The Norse God, Odin, hangs over all.
His attendant wolves symbolise our lower self,
and both their names can be translated, ‘greed’, which leads us to glut…
For most people the plan is simple:
to experience all they can in sensations quest,
and this too can lead to a sort of glut…
One cannot have too much of a good thing, can one?
After breakfasting we meet at the Whalebone Arch,
and it is difficult not to wonder how
long it will be before our gluttony
as a species empties the oceans…
From here, framed within the jaw bones of the once great sea beast,
we can see the skeletal remains of Whitby Abbey,
where weighty decisions about the religious tenor
of our country were once made.
We, though, make our way back into town, and a Cafe…
and from there, eventually, up to the Abbey,
but not before crossing the swing bridge,
which simultaneously separates and joins the new town
from the old, and which, as we approach, is just about to swing…
For those with eyes to see the swing bridge has something to impart.
Black letters on a yellow board.
‘Krampus Run – Three-Thirty Pee Em!’
The ‘Krampus’, it turns out, is a sort of shadow
side to the European St Niklaus,
who instead of giving gifts to good children,
punishes those that have been bad!
An antidote to wanton gluttony, perhaps,
or a living, breathing, walking Baphomet?
Initially, there will be more than one of them,
a whole parade full vying for the dubious crown.
We count the steps to the Abbey and breeze through
the Abbey gift shop where, historical, religious and fantasy
items all, peculiarly levelled, jostle for attention.
The once grandiose and resplendant Abbey interior,
now stands open to the elements…
Wind whistled bare,
was Odin a Lord of Air?
We try to feel St Cedd’s presence there,
but he is long gone.

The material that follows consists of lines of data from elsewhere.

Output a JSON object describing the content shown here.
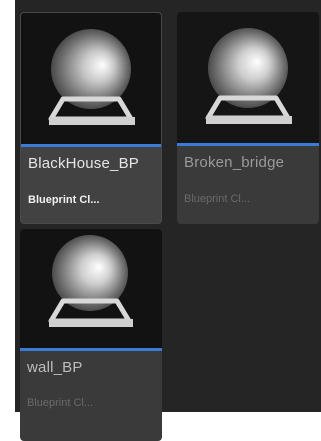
{
  "assets": [
    {
      "name": "BlackHouse_BP",
      "type": "Blueprint Cl...",
      "selected": true
    },
    {
      "name": "Broken_bridge",
      "type": "Blueprint Cl...",
      "selected": false
    },
    {
      "name": "wall_BP",
      "type": "Blueprint Cl...",
      "selected": false
    }
  ],
  "icon": "material-sphere-on-pedestal-icon",
  "colors": {
    "accent": "#3a7bd5",
    "panel_background": "#252525",
    "tile_background": "#3a3a3a",
    "thumbnail_background": "#121212"
  }
}
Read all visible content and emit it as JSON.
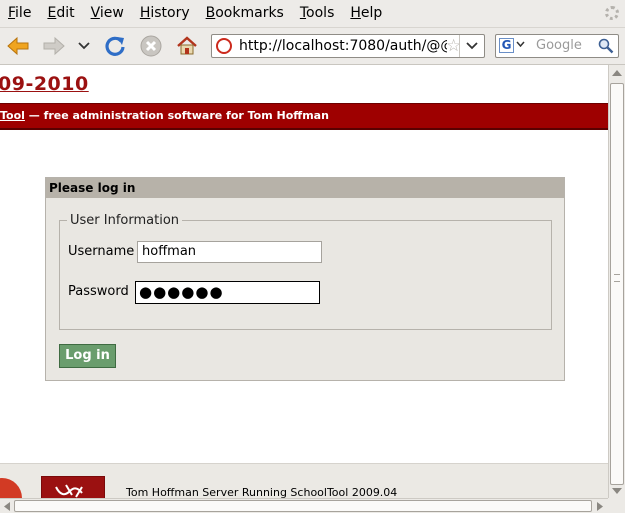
{
  "menu": [
    {
      "label": "File"
    },
    {
      "label": "Edit"
    },
    {
      "label": "View"
    },
    {
      "label": "History"
    },
    {
      "label": "Bookmarks"
    },
    {
      "label": "Tools"
    },
    {
      "label": "Help"
    }
  ],
  "toolbar": {
    "back_icon": "back-arrow-icon",
    "forward_icon": "forward-arrow-icon",
    "reload_icon": "reload-icon",
    "stop_icon": "stop-icon",
    "home_icon": "home-icon"
  },
  "address_bar": {
    "url": "http://localhost:7080/auth/@@"
  },
  "search_bar": {
    "engine_letter": "G",
    "placeholder": "Google"
  },
  "page": {
    "site_title": "09-2010",
    "banner_link": "Tool",
    "banner_text": " — free administration software for Tom Hoffman",
    "login": {
      "header": "Please log in",
      "fieldset_legend": "User Information",
      "username_label": "Username",
      "username_value": "hoffman",
      "password_label": "Password",
      "password_mask": "●●●●●●",
      "submit_label": "Log in"
    },
    "footer_text": "Tom Hoffman Server Running SchoolTool 2009.04"
  },
  "colors": {
    "brand_red": "#9e0000",
    "login_button": "#6a9d6d"
  }
}
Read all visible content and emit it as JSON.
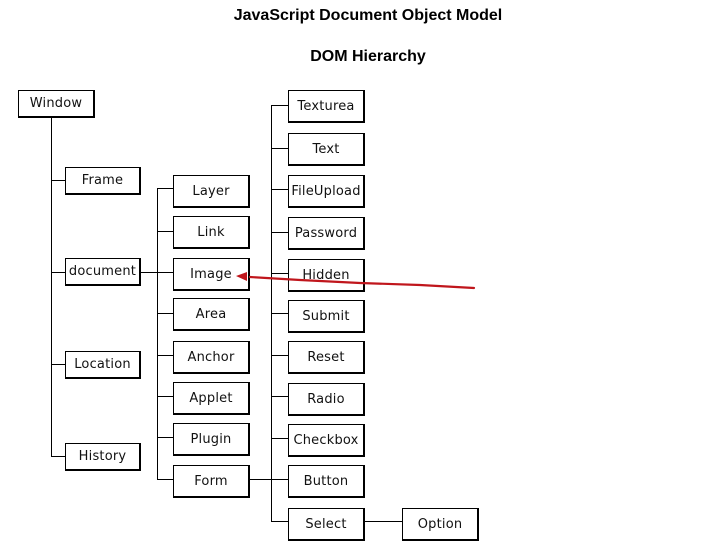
{
  "title": "JavaScript Document Object Model",
  "subtitle": "DOM Hierarchy",
  "nodes": {
    "window": "Window",
    "frame": "Frame",
    "document": "document",
    "location": "Location",
    "history": "History",
    "layer": "Layer",
    "link": "Link",
    "image": "Image",
    "area": "Area",
    "anchor": "Anchor",
    "applet": "Applet",
    "plugin": "Plugin",
    "form": "Form",
    "texturea": "Texturea",
    "text": "Text",
    "fileupload": "FileUpload",
    "password": "Password",
    "hidden": "Hidden",
    "submit": "Submit",
    "reset": "Reset",
    "radio": "Radio",
    "checkbox": "Checkbox",
    "button": "Button",
    "select": "Select",
    "option": "Option"
  },
  "annotation": {
    "type": "arrow",
    "color": "#c0161c",
    "points_to": "Image"
  }
}
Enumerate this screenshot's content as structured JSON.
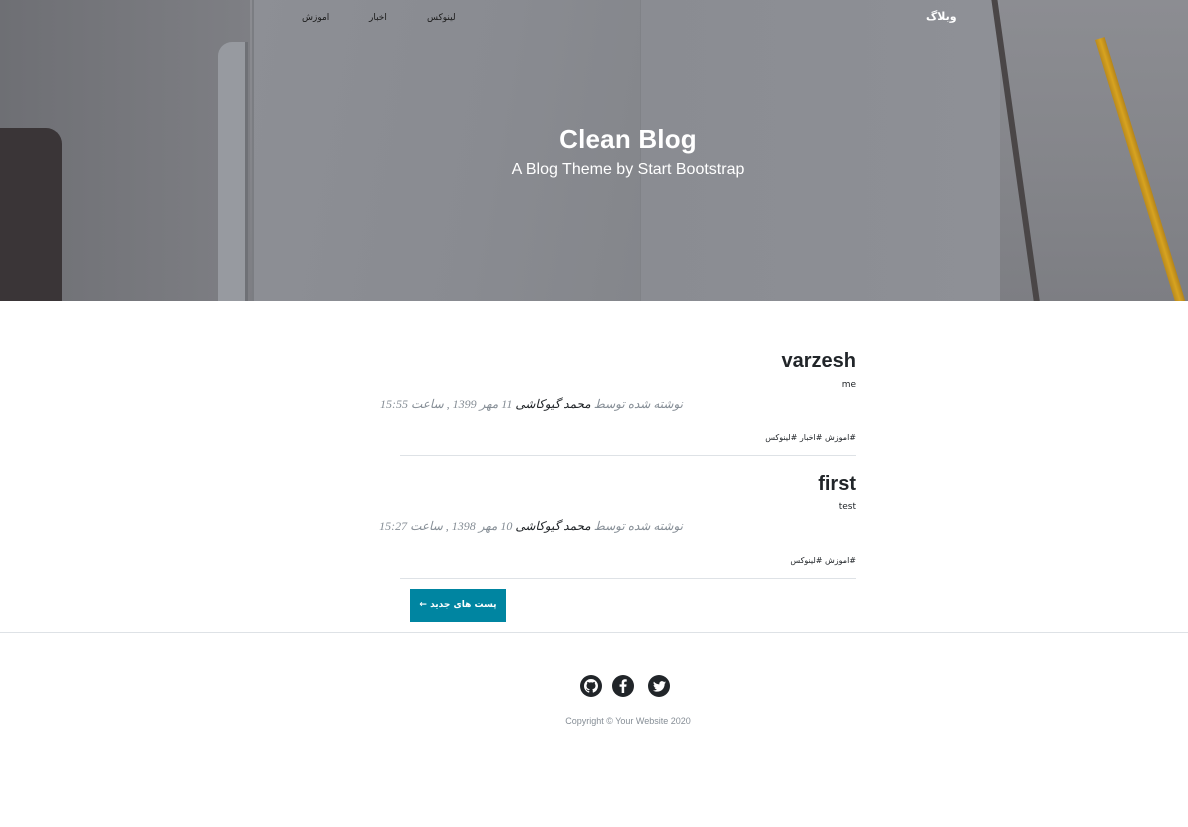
{
  "navbar": {
    "brand": "وبلاگ",
    "links": [
      "لینوکس",
      "اخبار",
      "اموزش"
    ]
  },
  "header": {
    "title": "Clean Blog",
    "subheading": "A Blog Theme by Start Bootstrap"
  },
  "posts": [
    {
      "title": "varzesh",
      "subtitle": "me",
      "meta_prefix": "نوشته شده توسط",
      "author": "محمد گیوکاشی",
      "meta_suffix": "11 مهر 1399 , ساعت 15:55",
      "tags": "#اموزش #اخبار #لینوکس"
    },
    {
      "title": "first",
      "subtitle": "test",
      "meta_prefix": "نوشته شده توسط",
      "author": "محمد گیوکاشی",
      "meta_suffix": "10 مهر 1398 , ساعت 15:27",
      "tags": "#اموزش #لینوکس"
    }
  ],
  "pager": {
    "older_label": "پست های جدید ←"
  },
  "footer": {
    "social": [
      "github-icon",
      "facebook-icon",
      "twitter-icon"
    ],
    "copyright": "Copyright © Your Website 2020"
  },
  "colors": {
    "accent": "#0085a1",
    "text": "#212529",
    "muted": "#868e96"
  }
}
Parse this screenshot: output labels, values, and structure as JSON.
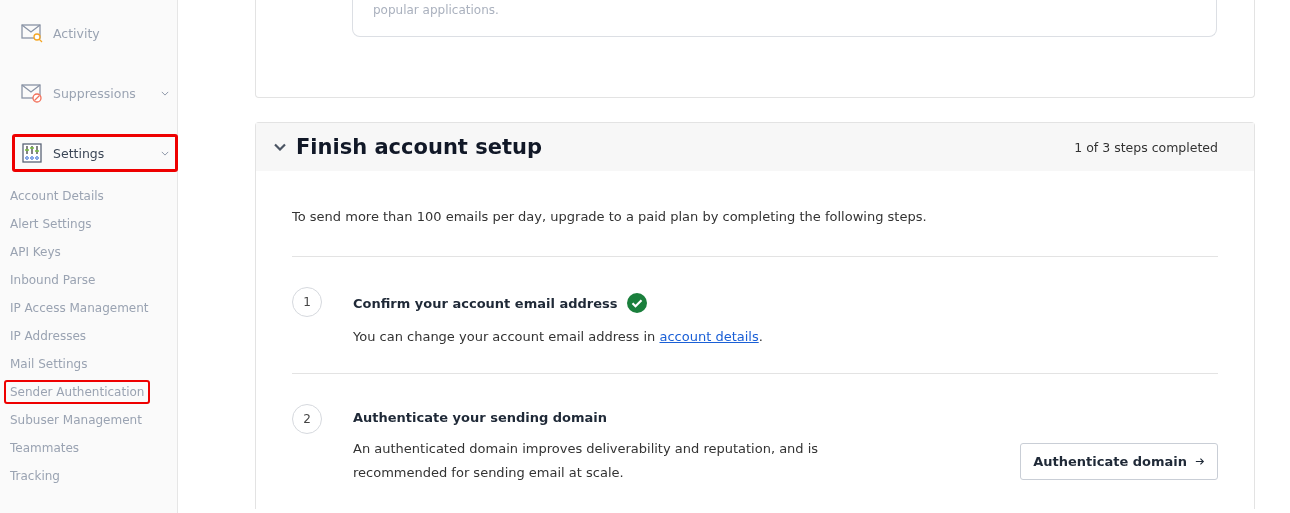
{
  "sidebar": {
    "nav": [
      {
        "label": "Activity",
        "has_chevron": false,
        "highlighted": false
      },
      {
        "label": "Suppressions",
        "has_chevron": true,
        "highlighted": false
      },
      {
        "label": "Settings",
        "has_chevron": true,
        "highlighted": true
      }
    ],
    "subitems": [
      {
        "label": "Account Details",
        "highlighted": false
      },
      {
        "label": "Alert Settings",
        "highlighted": false
      },
      {
        "label": "API Keys",
        "highlighted": false
      },
      {
        "label": "Inbound Parse",
        "highlighted": false
      },
      {
        "label": "IP Access Management",
        "highlighted": false
      },
      {
        "label": "IP Addresses",
        "highlighted": false
      },
      {
        "label": "Mail Settings",
        "highlighted": false
      },
      {
        "label": "Sender Authentication",
        "highlighted": true
      },
      {
        "label": "Subuser Management",
        "highlighted": false
      },
      {
        "label": "Teammates",
        "highlighted": false
      },
      {
        "label": "Tracking",
        "highlighted": false
      }
    ]
  },
  "top_card": {
    "text": "popular applications."
  },
  "setup": {
    "title": "Finish account setup",
    "expanded": true,
    "progress": "1 of 3 steps completed",
    "intro": "To send more than 100 emails per day, upgrade to a paid plan by completing the following steps.",
    "steps": [
      {
        "number": "1",
        "title": "Confirm your account email address",
        "completed": true,
        "text": "You can change your account email address in ",
        "link": "account details",
        "text_after": "."
      },
      {
        "number": "2",
        "title": "Authenticate your sending domain",
        "completed": false,
        "text": "An authenticated domain improves deliverability and reputation, and is recommended for sending email at scale.",
        "button": "Authenticate domain"
      }
    ]
  }
}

As bitter grey clouds-of-cold skit in from the sea,
we perform the second run of our ‘ritual’,
before heading back down into town, for more food.